_Given records_
==============================

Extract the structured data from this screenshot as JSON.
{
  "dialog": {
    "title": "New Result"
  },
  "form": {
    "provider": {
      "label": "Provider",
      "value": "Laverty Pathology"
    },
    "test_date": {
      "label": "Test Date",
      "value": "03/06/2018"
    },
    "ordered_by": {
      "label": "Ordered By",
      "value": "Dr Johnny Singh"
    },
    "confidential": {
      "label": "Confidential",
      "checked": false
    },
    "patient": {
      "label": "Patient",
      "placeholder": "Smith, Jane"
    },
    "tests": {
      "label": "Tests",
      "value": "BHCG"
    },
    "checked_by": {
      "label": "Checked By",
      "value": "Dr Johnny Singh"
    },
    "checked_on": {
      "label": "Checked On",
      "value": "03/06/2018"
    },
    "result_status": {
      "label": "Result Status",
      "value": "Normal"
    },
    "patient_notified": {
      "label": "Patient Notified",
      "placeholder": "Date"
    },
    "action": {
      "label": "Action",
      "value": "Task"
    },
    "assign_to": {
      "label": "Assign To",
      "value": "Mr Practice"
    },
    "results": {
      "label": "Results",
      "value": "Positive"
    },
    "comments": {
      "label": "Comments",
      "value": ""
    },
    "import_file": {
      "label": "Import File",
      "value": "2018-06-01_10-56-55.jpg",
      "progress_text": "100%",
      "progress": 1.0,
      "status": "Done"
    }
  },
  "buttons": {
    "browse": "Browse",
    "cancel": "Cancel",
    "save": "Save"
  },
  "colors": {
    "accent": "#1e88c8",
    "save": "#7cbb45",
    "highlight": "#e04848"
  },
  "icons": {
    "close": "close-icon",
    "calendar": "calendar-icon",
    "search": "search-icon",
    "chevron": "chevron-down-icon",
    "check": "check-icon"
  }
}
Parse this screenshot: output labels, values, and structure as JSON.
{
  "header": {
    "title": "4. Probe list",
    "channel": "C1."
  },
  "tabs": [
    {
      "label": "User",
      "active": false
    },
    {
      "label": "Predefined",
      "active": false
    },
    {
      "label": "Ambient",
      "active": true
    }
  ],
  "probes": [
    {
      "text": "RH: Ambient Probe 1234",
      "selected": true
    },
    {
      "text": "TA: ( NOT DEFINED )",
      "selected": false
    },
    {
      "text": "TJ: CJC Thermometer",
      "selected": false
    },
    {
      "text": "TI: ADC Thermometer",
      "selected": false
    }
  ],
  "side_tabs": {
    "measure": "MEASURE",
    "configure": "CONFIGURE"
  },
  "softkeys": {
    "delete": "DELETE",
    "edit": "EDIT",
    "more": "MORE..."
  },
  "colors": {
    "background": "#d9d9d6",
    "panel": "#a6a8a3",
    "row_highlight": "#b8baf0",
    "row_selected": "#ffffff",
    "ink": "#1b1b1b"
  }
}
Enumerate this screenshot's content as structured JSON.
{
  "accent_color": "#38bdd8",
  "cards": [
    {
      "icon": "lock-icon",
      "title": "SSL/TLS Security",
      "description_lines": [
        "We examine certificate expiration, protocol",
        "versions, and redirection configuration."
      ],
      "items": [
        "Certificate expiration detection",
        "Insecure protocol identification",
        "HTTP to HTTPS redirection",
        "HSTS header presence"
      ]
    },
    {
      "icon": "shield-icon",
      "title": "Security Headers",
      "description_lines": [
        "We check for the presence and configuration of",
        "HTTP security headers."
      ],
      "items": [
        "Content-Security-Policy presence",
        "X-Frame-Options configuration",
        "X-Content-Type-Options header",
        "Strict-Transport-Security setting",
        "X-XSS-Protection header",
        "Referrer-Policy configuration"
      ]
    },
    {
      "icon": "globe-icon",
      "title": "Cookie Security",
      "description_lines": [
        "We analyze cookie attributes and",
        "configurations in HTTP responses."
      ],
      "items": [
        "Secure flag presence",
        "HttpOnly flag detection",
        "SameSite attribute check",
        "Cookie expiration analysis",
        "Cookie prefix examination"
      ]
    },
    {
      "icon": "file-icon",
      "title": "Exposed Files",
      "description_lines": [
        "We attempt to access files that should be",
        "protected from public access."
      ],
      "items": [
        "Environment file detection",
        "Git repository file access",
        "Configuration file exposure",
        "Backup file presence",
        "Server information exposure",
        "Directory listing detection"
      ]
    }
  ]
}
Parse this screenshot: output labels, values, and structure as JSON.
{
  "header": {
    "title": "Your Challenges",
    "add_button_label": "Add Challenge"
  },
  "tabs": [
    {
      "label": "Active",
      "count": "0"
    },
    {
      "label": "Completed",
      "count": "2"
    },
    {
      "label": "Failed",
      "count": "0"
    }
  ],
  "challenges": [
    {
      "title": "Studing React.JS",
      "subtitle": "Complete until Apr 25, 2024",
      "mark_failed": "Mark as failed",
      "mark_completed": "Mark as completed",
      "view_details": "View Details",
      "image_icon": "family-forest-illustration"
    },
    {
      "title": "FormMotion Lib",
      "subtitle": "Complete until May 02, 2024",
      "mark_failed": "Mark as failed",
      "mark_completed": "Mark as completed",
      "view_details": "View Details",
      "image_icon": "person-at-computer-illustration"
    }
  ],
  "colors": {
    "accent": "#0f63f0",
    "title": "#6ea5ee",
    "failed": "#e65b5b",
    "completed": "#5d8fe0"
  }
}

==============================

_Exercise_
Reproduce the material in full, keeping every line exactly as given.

_Answer below_
Extract the structured data from this screenshot as JSON.
{
  "dialog": {
    "title": "New Result"
  },
  "form": {
    "provider": {
      "label": "Provider",
      "value": "Laverty Pathology"
    },
    "test_date": {
      "label": "Test Date",
      "value": "03/06/2018"
    },
    "ordered_by": {
      "label": "Ordered By",
      "value": "Dr Johnny Singh"
    },
    "confidential": {
      "label": "Confidential",
      "checked": false
    },
    "patient": {
      "label": "Patient",
      "placeholder": "Smith, Jane"
    },
    "tests": {
      "label": "Tests",
      "value": "BHCG"
    },
    "checked_by": {
      "label": "Checked By",
      "value": "Dr Johnny Singh"
    },
    "checked_on": {
      "label": "Checked On",
      "value": "03/06/2018"
    },
    "result_status": {
      "label": "Result Status",
      "value": "Normal"
    },
    "patient_notified": {
      "label": "Patient Notified",
      "placeholder": "Date"
    },
    "action": {
      "label": "Action",
      "value": "Task"
    },
    "assign_to": {
      "label": "Assign To",
      "value": "Mr Practice"
    },
    "results": {
      "label": "Results",
      "value": "Positive"
    },
    "comments": {
      "label": "Comments",
      "value": ""
    },
    "import_file": {
      "label": "Import File",
      "value": "2018-06-01_10-56-55.jpg",
      "progress_text": "100%",
      "progress": 1.0,
      "status": "Done"
    }
  },
  "buttons": {
    "browse": "Browse",
    "cancel": "Cancel",
    "save": "Save"
  },
  "colors": {
    "accent": "#1e88c8",
    "save": "#7cbb45",
    "highlight": "#e04848"
  },
  "icons": {
    "close": "close-icon",
    "calendar": "calendar-icon",
    "search": "search-icon",
    "chevron": "chevron-down-icon",
    "check": "check-icon"
  }
}
Parse this screenshot: output labels, values, and structure as JSON.
{
  "header": {
    "title": "4. Probe list",
    "channel": "C1."
  },
  "tabs": [
    {
      "label": "User",
      "active": false
    },
    {
      "label": "Predefined",
      "active": false
    },
    {
      "label": "Ambient",
      "active": true
    }
  ],
  "probes": [
    {
      "text": "RH: Ambient Probe 1234",
      "selected": true
    },
    {
      "text": "TA: ( NOT DEFINED )",
      "selected": false
    },
    {
      "text": "TJ: CJC Thermometer",
      "selected": false
    },
    {
      "text": "TI: ADC Thermometer",
      "selected": false
    }
  ],
  "side_tabs": {
    "measure": "MEASURE",
    "configure": "CONFIGURE"
  },
  "softkeys": {
    "delete": "DELETE",
    "edit": "EDIT",
    "more": "MORE..."
  },
  "colors": {
    "background": "#d9d9d6",
    "panel": "#a6a8a3",
    "row_highlight": "#b8baf0",
    "row_selected": "#ffffff",
    "ink": "#1b1b1b"
  }
}
Enumerate this screenshot's content as structured JSON.
{
  "accent_color": "#38bdd8",
  "cards": [
    {
      "icon": "lock-icon",
      "title": "SSL/TLS Security",
      "description_lines": [
        "We examine certificate expiration, protocol",
        "versions, and redirection configuration."
      ],
      "items": [
        "Certificate expiration detection",
        "Insecure protocol identification",
        "HTTP to HTTPS redirection",
        "HSTS header presence"
      ]
    },
    {
      "icon": "shield-icon",
      "title": "Security Headers",
      "description_lines": [
        "We check for the presence and configuration of",
        "HTTP security headers."
      ],
      "items": [
        "Content-Security-Policy presence",
        "X-Frame-Options configuration",
        "X-Content-Type-Options header",
        "Strict-Transport-Security setting",
        "X-XSS-Protection header",
        "Referrer-Policy configuration"
      ]
    },
    {
      "icon": "globe-icon",
      "title": "Cookie Security",
      "description_lines": [
        "We analyze cookie attributes and",
        "configurations in HTTP responses."
      ],
      "items": [
        "Secure flag presence",
        "HttpOnly flag detection",
        "SameSite attribute check",
        "Cookie expiration analysis",
        "Cookie prefix examination"
      ]
    },
    {
      "icon": "file-icon",
      "title": "Exposed Files",
      "description_lines": [
        "We attempt to access files that should be",
        "protected from public access."
      ],
      "items": [
        "Environment file detection",
        "Git repository file access",
        "Configuration file exposure",
        "Backup file presence",
        "Server information exposure",
        "Directory listing detection"
      ]
    }
  ]
}
Parse this screenshot: output labels, values, and structure as JSON.
{
  "header": {
    "title": "Your Challenges",
    "add_button_label": "Add Challenge"
  },
  "tabs": [
    {
      "label": "Active",
      "count": "0"
    },
    {
      "label": "Completed",
      "count": "2"
    },
    {
      "label": "Failed",
      "count": "0"
    }
  ],
  "challenges": [
    {
      "title": "Studing React.JS",
      "subtitle": "Complete until Apr 25, 2024",
      "mark_failed": "Mark as failed",
      "mark_completed": "Mark as completed",
      "view_details": "View Details",
      "image_icon": "family-forest-illustration"
    },
    {
      "title": "FormMotion Lib",
      "subtitle": "Complete until May 02, 2024",
      "mark_failed": "Mark as failed",
      "mark_completed": "Mark as completed",
      "view_details": "View Details",
      "image_icon": "person-at-computer-illustration"
    }
  ],
  "colors": {
    "accent": "#0f63f0",
    "title": "#6ea5ee",
    "failed": "#e65b5b",
    "completed": "#5d8fe0"
  }
}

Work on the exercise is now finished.